**debray@sbcs.UUCP (Saumya Debray)** (12/24/83)

: Given two logics A and B, and A is more expressive than B: (1) if A and B are both decidable, does the fact that A is more expressive than B imply that A's decision procedure is harder (i.e. of higher complexity) than B's? (2) if A and B are not both decidable, does the fact that A is more expressive than B imply that A is of a higher unsolvability degree than B? -- Saumya Debray SUNY at Stony Brook {floyd, bunker, cbosgd, mcvax, cmcl2}!philabs! \ Usenet: sbcs!debray / {allegra, teklabs, hp-pcd, metheus}!ogcvax! CSNet: debray@suny-sbcs@CSNet-Relay

**condict@csd1.UUCP (Michael Condict)** (12/27/83)

Well, it's nice to finally see something other than number theory or real analysis mentioned in this group. I'm not sure of exactly what you mean by "logic" and by "A is more expressive than B" but under the most likely assumptions, question (1) can be answered as follows (the question was: when A is more expressive than B and both are decidable is it guaranteed that A's decision procedure is harder than B's): (i) By "logic", I assume you mean any formal language with a semantic definition that assigns truth values to strings (or sentences) in the language (and possibly an associated calculus for proving theorems) (ii) If by "more expressive" you mean that the language of A contains the language of B as a subset, then the answer is easy.
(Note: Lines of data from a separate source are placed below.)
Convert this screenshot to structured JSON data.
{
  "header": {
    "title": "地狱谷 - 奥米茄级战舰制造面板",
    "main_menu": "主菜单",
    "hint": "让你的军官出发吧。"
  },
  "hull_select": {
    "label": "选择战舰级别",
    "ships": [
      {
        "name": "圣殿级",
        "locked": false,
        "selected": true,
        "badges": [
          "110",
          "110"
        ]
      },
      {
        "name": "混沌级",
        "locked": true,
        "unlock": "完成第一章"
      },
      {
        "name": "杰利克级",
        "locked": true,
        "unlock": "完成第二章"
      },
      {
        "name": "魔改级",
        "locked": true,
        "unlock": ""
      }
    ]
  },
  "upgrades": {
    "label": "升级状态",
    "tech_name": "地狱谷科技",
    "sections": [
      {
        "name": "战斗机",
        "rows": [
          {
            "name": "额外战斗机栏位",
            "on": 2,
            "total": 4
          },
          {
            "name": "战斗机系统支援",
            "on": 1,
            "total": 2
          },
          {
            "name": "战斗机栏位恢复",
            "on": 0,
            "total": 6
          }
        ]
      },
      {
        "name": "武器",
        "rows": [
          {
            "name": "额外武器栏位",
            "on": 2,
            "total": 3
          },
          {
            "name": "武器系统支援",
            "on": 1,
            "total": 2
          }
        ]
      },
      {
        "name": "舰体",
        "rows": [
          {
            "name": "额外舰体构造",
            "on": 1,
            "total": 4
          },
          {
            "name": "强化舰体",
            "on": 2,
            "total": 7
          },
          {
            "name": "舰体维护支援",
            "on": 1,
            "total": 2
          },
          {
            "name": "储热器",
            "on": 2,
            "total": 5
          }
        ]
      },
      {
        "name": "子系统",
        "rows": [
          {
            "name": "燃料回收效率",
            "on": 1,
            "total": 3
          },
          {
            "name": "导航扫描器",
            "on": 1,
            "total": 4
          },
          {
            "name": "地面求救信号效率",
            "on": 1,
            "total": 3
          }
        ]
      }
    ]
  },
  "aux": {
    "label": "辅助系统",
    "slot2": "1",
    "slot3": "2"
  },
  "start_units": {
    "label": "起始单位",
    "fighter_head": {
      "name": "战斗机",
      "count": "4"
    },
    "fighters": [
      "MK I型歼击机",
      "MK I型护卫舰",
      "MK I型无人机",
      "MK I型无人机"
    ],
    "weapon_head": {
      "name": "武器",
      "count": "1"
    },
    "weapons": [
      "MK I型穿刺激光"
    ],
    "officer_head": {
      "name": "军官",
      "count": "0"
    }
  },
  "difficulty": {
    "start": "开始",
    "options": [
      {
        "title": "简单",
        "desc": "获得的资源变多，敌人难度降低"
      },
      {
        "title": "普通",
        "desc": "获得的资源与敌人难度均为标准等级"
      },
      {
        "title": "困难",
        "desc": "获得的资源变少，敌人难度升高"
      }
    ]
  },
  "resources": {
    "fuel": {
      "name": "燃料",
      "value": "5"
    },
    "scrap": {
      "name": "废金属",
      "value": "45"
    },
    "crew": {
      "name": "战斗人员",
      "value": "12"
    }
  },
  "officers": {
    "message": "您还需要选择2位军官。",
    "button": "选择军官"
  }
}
Since each sentence of B is a sentence of A, A's decision procedure can be directly used for B, so it certainly cannot be any harder to decide truths in B. It may, however, be just as hard to decide B. (ii) Under the more general assumption that A expresses B under some translation (from sentences of B to sentences of A that are equivalent), then the immediate answer is that it can not be harder to decide B than the sum of the complexity for A and complexity of the translation. As usual, if the translation is polynomial, one can safely ignore it when dealing with complexity classes of polynomial degree or higher. (iii) I'm afraid, however, that you were really interested in the case when A can express B but B cannot express A (that is when A is strictly more expressive than B) and that you wanted to know whether that meant the decision procedure for A had to be strictly harder than for B. Well, to answer that, it must first be clear exactly what you mean by "B cannot express A", because if A and B are both decidable, and B can express both *true* and *false* then, in some sense, the computable function that takes any valid sentence of A to *true* in B and any invalid sentence to *false* correctly expresses A in B. However, if by "expresses" you mean that each sentence of A must be mapped to a sentence of B containing the same set of free variables and in such a way that, for every interpretation giving values to those free variables, the B sentence has the same truth value as the A sentence, then I don't know the answer. I believe the analysis for the undecidable case (question (2)) is similar. Michael Condict ...!cmcl2!csd1!condict Courant Inst., N.Y.U.